In light of an unprecedented, rapid rise in COVID-19 cases across California, Governor Gavin Newsom and the California Department of Public Health (CDPH) announced Thursday a “limited” stay-at-home order requiring generally that non-essential work, movement and gatherings stop between 10 p.m. and 5 a.m. in counties in the purple tier. The order will take effect at 10 p.m. Saturday, Nov. 21 and remain in effect until 5 a.m. Dec. 21. This is the same as the March Stay at Home Order but applied only between 10 p.m. and 5 a.m. and only in purple tier counties that are seeing the highest rates of positive cases and hospitalizations.
“The virus is spreading at a pace we haven’t seen since the start of this pandemic and the next several days and weeks will be critical to stop the surge. We are sounding the alarm,” said the governor. “It is crucial that we act to decrease transmission and slow hospitalizations before the death count surges. We’ve done it before, and we must do it again.”
A statement issued by the governor’s office explains why the state is imposing a “limited” stay-at-home order: “Activities conducted during 10 p.m. to 5 a.m. are often non-essential and more likely related to social activities and gatherings that have a higher likelihood of leading to reduced inhibition and reduced likelihood for adherence to safety measures like wearing a face covering and maintaining physical distance.”
“We know from our stay at home order this spring, which flattened the curve in California, that reducing the movement and mixing of individuals dramatically decreases COVID-19 spread, hospitalizations, and deaths,” said California Health and Human Services Secretary Dr. Mark Ghaly. “We may need to take more stringent actions if we are unable to flatten the curve quickly. Taking these hard, temporary actions now could help prevent future shutdowns.”
COVID-19 case rates increased by approximately 50% in California during the first week of November. As a result, Governor Newsom and California’s public health officials have announced a list of measures to protect Californians and the state’s health care system, which could experience an unprecedented surge if cases continue their steep climb.
On Monday, the state pulled an “emergency brake,” putting more than 94% of California’s population in the most restrictive Purple Tier. The state will reassess data continuously and move more counties back into a more restrictive tier, if necessary. California also strengthened its face covering guidance to require individuals to wear a mask whenever outside their home, with limited exceptions.

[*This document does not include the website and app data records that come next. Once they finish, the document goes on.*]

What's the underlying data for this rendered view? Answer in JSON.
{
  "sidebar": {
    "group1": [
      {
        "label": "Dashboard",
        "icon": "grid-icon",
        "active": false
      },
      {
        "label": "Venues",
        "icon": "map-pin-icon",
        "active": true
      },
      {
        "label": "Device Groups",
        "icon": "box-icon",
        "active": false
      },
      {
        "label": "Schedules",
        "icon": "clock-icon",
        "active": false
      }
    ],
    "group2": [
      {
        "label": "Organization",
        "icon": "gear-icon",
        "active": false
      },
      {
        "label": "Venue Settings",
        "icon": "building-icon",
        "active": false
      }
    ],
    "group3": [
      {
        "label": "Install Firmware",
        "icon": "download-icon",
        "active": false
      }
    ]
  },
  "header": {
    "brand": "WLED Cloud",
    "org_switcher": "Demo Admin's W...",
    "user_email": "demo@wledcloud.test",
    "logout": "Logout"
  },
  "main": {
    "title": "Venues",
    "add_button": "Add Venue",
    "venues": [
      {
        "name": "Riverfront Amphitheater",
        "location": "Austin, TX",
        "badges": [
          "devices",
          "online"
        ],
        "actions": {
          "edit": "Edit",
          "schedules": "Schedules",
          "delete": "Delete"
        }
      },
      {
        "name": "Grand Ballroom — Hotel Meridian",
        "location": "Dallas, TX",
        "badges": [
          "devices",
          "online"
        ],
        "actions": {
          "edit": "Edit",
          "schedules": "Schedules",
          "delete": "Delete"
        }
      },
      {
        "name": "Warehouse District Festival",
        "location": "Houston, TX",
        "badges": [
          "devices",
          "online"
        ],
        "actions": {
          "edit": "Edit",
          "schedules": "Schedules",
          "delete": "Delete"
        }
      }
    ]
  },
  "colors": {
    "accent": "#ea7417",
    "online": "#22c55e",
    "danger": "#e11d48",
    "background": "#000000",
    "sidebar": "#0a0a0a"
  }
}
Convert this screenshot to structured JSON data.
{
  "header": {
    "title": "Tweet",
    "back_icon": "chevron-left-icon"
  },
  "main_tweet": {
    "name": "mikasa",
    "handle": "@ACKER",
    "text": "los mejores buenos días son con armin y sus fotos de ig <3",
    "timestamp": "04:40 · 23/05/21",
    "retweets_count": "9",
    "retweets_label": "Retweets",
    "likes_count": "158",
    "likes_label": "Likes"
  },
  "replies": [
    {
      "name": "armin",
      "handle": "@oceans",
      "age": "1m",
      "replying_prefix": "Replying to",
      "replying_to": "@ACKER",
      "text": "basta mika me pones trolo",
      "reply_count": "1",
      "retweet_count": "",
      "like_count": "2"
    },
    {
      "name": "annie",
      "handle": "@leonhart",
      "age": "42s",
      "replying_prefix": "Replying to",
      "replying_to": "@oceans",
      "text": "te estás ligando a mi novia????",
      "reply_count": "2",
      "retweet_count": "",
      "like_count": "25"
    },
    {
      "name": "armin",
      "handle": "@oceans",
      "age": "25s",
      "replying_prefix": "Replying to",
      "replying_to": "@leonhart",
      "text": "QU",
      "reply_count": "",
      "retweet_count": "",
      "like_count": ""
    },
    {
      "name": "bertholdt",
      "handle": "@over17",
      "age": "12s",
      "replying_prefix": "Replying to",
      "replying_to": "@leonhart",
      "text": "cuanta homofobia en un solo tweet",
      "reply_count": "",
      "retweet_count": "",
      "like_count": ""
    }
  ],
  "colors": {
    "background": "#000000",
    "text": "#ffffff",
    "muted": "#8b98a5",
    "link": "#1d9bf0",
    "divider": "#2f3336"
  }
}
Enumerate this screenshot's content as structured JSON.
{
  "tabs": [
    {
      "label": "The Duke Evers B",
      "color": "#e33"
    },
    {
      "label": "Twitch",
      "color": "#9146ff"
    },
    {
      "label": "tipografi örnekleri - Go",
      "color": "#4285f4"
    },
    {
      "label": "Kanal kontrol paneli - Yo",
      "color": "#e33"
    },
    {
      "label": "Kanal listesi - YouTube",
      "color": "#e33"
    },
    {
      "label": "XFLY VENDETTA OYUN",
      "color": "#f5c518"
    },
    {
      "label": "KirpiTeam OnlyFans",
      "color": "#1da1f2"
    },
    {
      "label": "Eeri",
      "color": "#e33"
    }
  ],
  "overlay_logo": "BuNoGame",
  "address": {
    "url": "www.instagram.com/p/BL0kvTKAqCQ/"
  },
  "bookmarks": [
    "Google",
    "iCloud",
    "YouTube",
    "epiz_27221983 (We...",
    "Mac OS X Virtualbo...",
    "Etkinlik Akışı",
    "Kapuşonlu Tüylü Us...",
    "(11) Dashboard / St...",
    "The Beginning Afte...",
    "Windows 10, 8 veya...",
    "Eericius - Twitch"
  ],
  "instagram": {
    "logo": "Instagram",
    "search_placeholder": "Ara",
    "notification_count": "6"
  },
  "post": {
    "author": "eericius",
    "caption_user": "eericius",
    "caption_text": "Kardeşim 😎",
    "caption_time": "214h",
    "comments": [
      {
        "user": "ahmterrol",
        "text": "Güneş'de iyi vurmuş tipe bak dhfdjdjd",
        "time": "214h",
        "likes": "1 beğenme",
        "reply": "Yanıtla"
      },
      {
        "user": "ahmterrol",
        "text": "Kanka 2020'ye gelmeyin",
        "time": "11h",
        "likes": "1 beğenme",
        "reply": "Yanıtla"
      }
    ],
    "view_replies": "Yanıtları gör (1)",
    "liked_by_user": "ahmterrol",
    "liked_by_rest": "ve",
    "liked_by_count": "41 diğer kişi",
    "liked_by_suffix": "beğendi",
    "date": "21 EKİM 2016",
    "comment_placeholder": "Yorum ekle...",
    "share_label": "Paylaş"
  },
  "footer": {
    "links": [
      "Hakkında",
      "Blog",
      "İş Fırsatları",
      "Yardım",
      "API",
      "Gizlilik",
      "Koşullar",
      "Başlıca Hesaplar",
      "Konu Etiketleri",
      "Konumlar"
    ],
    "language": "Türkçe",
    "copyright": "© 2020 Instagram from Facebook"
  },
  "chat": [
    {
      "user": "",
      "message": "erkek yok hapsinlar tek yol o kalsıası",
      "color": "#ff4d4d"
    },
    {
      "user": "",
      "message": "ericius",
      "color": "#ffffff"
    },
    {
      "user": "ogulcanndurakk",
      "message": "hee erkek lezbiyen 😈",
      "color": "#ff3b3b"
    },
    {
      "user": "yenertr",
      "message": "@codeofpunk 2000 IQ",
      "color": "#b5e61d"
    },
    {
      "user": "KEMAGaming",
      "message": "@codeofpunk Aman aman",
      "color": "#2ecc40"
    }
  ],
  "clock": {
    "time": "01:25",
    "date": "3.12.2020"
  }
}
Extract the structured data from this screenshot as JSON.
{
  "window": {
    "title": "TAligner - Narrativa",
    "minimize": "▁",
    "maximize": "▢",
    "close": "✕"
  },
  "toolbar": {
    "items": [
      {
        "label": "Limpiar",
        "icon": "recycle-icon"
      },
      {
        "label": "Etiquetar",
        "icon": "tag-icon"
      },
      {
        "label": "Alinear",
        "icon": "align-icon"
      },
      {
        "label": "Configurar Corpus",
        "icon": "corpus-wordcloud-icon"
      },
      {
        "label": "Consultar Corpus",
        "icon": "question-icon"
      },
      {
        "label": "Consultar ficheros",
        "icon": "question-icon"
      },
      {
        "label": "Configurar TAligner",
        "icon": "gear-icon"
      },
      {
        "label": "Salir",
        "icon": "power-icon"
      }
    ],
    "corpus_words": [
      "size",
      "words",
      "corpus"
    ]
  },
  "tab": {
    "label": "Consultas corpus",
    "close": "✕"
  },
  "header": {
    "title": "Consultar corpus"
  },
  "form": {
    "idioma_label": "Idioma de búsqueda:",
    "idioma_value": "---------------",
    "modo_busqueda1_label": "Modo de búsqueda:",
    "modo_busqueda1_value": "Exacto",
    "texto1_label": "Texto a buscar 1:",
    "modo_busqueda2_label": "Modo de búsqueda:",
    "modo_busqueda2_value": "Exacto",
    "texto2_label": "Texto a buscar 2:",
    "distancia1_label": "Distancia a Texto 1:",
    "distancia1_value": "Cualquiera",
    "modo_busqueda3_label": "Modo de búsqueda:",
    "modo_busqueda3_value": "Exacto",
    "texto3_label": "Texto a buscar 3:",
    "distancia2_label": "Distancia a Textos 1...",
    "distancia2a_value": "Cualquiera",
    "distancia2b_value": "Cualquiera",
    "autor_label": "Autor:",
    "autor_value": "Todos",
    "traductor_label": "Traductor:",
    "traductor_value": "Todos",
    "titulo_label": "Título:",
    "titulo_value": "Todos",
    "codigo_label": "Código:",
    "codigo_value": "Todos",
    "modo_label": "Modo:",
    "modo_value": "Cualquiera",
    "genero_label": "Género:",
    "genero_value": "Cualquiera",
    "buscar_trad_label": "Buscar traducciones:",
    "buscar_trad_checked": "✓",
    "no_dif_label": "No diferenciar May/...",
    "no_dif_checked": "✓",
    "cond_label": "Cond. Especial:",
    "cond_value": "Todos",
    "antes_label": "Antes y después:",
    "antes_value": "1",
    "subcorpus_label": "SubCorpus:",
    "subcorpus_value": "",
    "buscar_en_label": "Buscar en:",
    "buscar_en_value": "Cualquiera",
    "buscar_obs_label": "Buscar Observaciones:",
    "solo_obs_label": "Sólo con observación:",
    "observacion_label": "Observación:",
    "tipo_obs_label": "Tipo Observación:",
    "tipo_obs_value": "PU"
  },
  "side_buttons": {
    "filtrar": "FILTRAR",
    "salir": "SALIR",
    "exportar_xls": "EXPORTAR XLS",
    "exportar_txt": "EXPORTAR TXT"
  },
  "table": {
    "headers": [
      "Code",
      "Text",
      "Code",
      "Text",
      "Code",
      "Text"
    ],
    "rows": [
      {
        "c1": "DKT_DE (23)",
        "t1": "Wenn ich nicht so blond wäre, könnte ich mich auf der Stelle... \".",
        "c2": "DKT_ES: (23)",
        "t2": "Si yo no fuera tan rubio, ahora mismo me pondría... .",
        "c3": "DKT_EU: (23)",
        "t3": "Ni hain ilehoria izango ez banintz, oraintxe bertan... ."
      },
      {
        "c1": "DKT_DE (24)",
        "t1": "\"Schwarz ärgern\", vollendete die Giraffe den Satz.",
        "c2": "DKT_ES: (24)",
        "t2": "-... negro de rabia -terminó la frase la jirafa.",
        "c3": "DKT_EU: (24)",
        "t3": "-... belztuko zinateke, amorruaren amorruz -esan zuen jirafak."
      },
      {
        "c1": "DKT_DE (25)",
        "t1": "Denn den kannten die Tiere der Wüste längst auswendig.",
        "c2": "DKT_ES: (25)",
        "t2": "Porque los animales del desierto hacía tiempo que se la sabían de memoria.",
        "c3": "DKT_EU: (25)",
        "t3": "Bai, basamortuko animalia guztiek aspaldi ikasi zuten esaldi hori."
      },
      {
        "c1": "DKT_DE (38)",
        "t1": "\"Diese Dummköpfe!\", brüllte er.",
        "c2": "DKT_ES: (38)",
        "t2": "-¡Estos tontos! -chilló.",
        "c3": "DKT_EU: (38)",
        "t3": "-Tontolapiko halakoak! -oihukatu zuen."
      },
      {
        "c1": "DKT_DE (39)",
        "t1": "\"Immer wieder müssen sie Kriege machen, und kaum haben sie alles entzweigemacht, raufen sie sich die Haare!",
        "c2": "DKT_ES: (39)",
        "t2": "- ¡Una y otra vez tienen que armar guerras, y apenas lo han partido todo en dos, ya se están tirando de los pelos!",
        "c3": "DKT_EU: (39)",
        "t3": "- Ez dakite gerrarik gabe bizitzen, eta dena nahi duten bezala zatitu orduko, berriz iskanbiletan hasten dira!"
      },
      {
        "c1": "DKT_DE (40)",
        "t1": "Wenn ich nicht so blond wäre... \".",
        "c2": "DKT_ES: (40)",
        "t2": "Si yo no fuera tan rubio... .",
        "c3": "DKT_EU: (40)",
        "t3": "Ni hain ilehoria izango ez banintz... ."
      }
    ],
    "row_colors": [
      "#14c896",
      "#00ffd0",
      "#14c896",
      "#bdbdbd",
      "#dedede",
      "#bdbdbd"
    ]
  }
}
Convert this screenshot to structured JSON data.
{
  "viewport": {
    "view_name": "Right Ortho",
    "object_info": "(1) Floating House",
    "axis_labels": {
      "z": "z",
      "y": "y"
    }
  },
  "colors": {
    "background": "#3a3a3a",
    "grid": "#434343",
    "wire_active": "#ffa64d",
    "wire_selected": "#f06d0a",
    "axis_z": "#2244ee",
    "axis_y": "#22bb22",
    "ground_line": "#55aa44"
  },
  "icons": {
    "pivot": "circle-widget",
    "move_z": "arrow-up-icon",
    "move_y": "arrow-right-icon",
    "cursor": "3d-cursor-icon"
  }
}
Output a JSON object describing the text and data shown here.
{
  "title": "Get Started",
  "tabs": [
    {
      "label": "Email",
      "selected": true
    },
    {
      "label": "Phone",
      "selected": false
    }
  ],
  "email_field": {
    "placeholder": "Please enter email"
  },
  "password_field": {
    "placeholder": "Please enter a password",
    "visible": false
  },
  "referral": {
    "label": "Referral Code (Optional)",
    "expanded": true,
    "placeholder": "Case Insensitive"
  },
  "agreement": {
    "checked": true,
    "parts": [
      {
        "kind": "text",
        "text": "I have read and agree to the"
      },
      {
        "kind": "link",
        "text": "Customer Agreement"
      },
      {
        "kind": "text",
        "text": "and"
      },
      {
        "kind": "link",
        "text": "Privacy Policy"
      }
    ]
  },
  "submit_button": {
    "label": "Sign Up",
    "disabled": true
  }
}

Last Friday, the state issued a travel advisory, along with Oregon and Washington, urging people entering the state or returning home to quarantine for 14 days to after arriving from another state or country, and encourages residents to stay local. The travel advisory also urges against nonessential out-of-state travel and encourages residents to stay local this upcoming holiday season.